Varicose veins are enlarged lumpy veins in the leg. Veins contain many one-way valves to help the upward flow of blood back to the heart. If the valves fail to work properly, blood can flow in the wrong direction, causing the veins to swell with blood and form varicose veins. A varicose vein appears engorged or twisted, and is usually blue or dark purple colour on the skin. Varicose veins do not tend to get better without treatment, and usually get worse with time.
Varicose vein surgery
Varicose veins surgery is usually performed under a general anaesthetic as a day case, although an overnight stay may be required if both legs are operated on. The operation usually takes about an hour/leg.
Your surgeon will disconnect the superficial veins from the deep veins in your legs through a cut in your groin or the back of your knee. If it is the groin vein it will be stripped with a long wire.
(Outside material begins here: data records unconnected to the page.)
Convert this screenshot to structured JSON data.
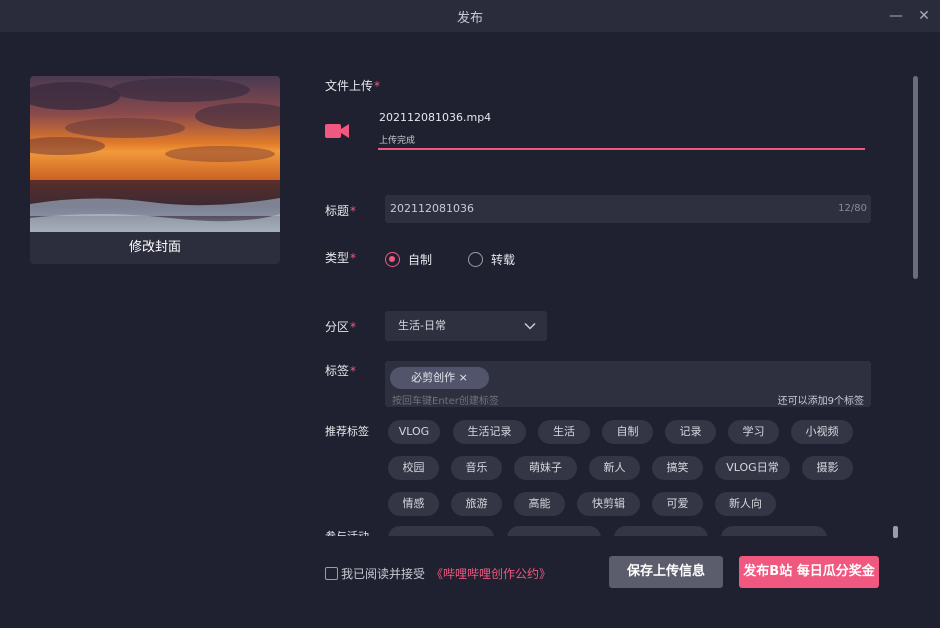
{
  "window": {
    "title": "发布",
    "min_glyph": "—",
    "close_glyph": "✕"
  },
  "cover": {
    "button_label": "修改封面"
  },
  "upload": {
    "label": "文件上传",
    "required_mark": "*",
    "file_name": "202112081036.mp4",
    "status": "上传完成",
    "progress": 1.0,
    "icon": "video-camera-icon"
  },
  "title_field": {
    "label": "标题",
    "required_mark": "*",
    "value": "202112081036",
    "count": "12/80"
  },
  "type_field": {
    "label": "类型",
    "required_mark": "*",
    "options": [
      {
        "label": "自制",
        "selected": true
      },
      {
        "label": "转载",
        "selected": false
      }
    ]
  },
  "section_field": {
    "label": "分区",
    "required_mark": "*",
    "value": "生活-日常",
    "icon": "chevron-down-icon"
  },
  "tags_field": {
    "label": "标签",
    "required_mark": "*",
    "chips": [
      "必剪创作 ×"
    ],
    "placeholder": "按回车键Enter创建标签",
    "remaining": "还可以添加9个标签"
  },
  "recommended": {
    "label": "推荐标签",
    "rows": [
      [
        "VLOG",
        "生活记录",
        "生活",
        "自制",
        "记录",
        "学习",
        "小视频"
      ],
      [
        "校园",
        "音乐",
        "萌妹子",
        "新人",
        "搞笑",
        "VLOG日常",
        "摄影"
      ],
      [
        "情感",
        "旅游",
        "高能",
        "快剪辑",
        "可爱",
        "新人向"
      ]
    ]
  },
  "activity": {
    "label": "参与活动"
  },
  "footer": {
    "agree_text": "我已阅读并接受",
    "agree_link": "《哔哩哔哩创作公约》",
    "save_label": "保存上传信息",
    "publish_label": "发布B站 每日瓜分奖金"
  },
  "colors": {
    "accent": "#f0587f",
    "background": "#1f2130",
    "panel": "#2e3040"
  }
}
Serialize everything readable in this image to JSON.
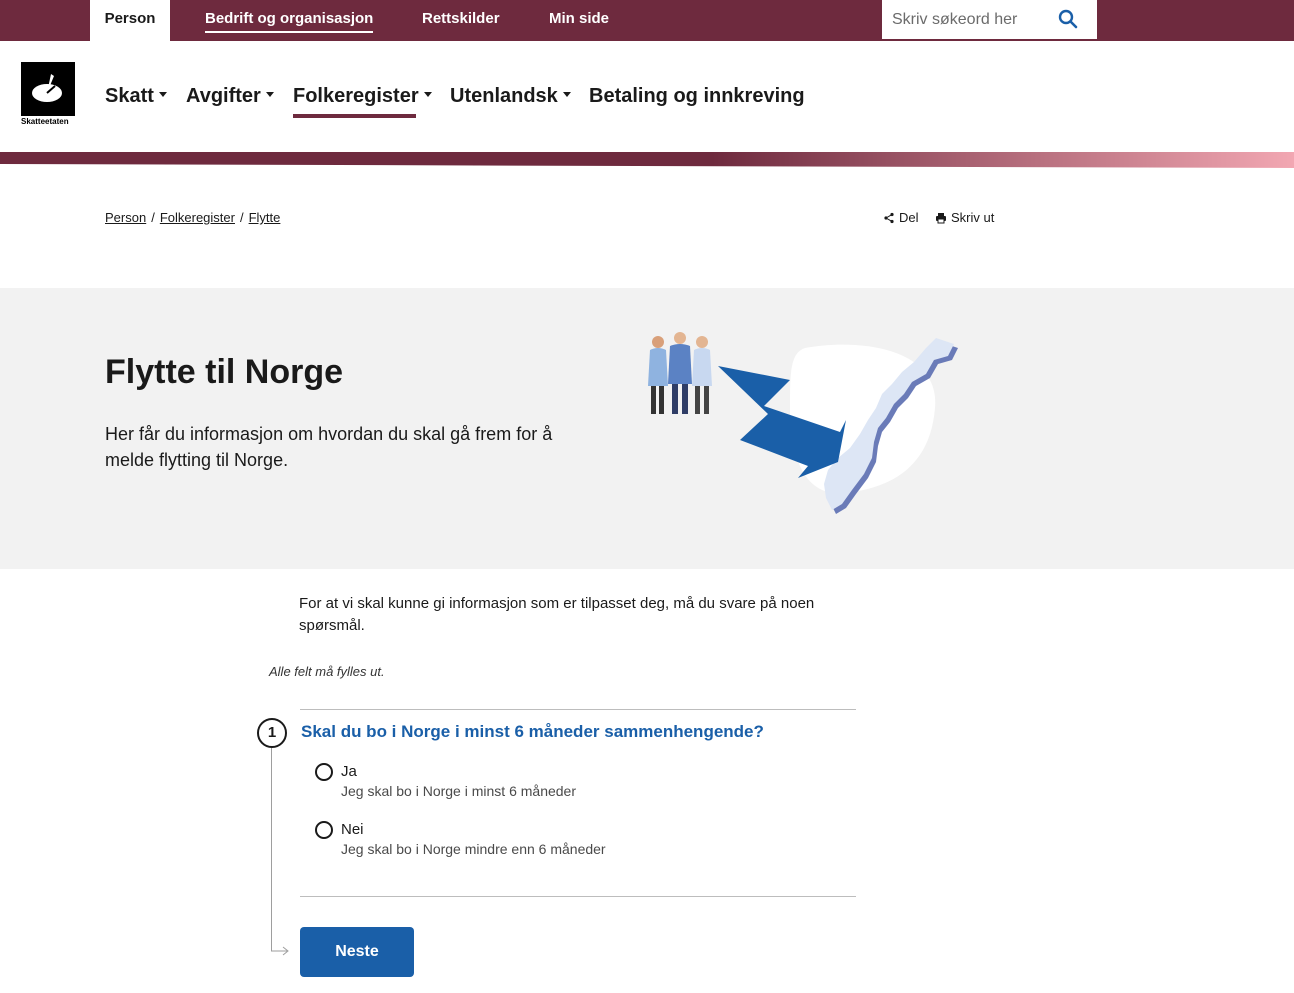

There will be further small cuts to remove any other prominent veins.
The surgeon will introduce a specialised catheter into the vein through a needle. The catheter is passed up into the main vein to the valve in the groin or behind your knee. An ultrasound scanner is used to position the catheter accurately. The catheter produces heat using radiofrequency energy which seals the vein. The sealed vein is eventually replaced with scar tissue.
Multiple small cuts may still be used to remove any other prominent veins.
Varicose veins surgery can be performed under local or general anaesthetic as a day case, although an overnight stay may be required if both legs are operated on.
When will I recover?
You should be able to go home later on the same day and you may be able to get back to work the next day depending on the severity of your veins. Most people can go back to work within two to three days but some may take a little longer. You will need to wear support stockings for one to two weeks.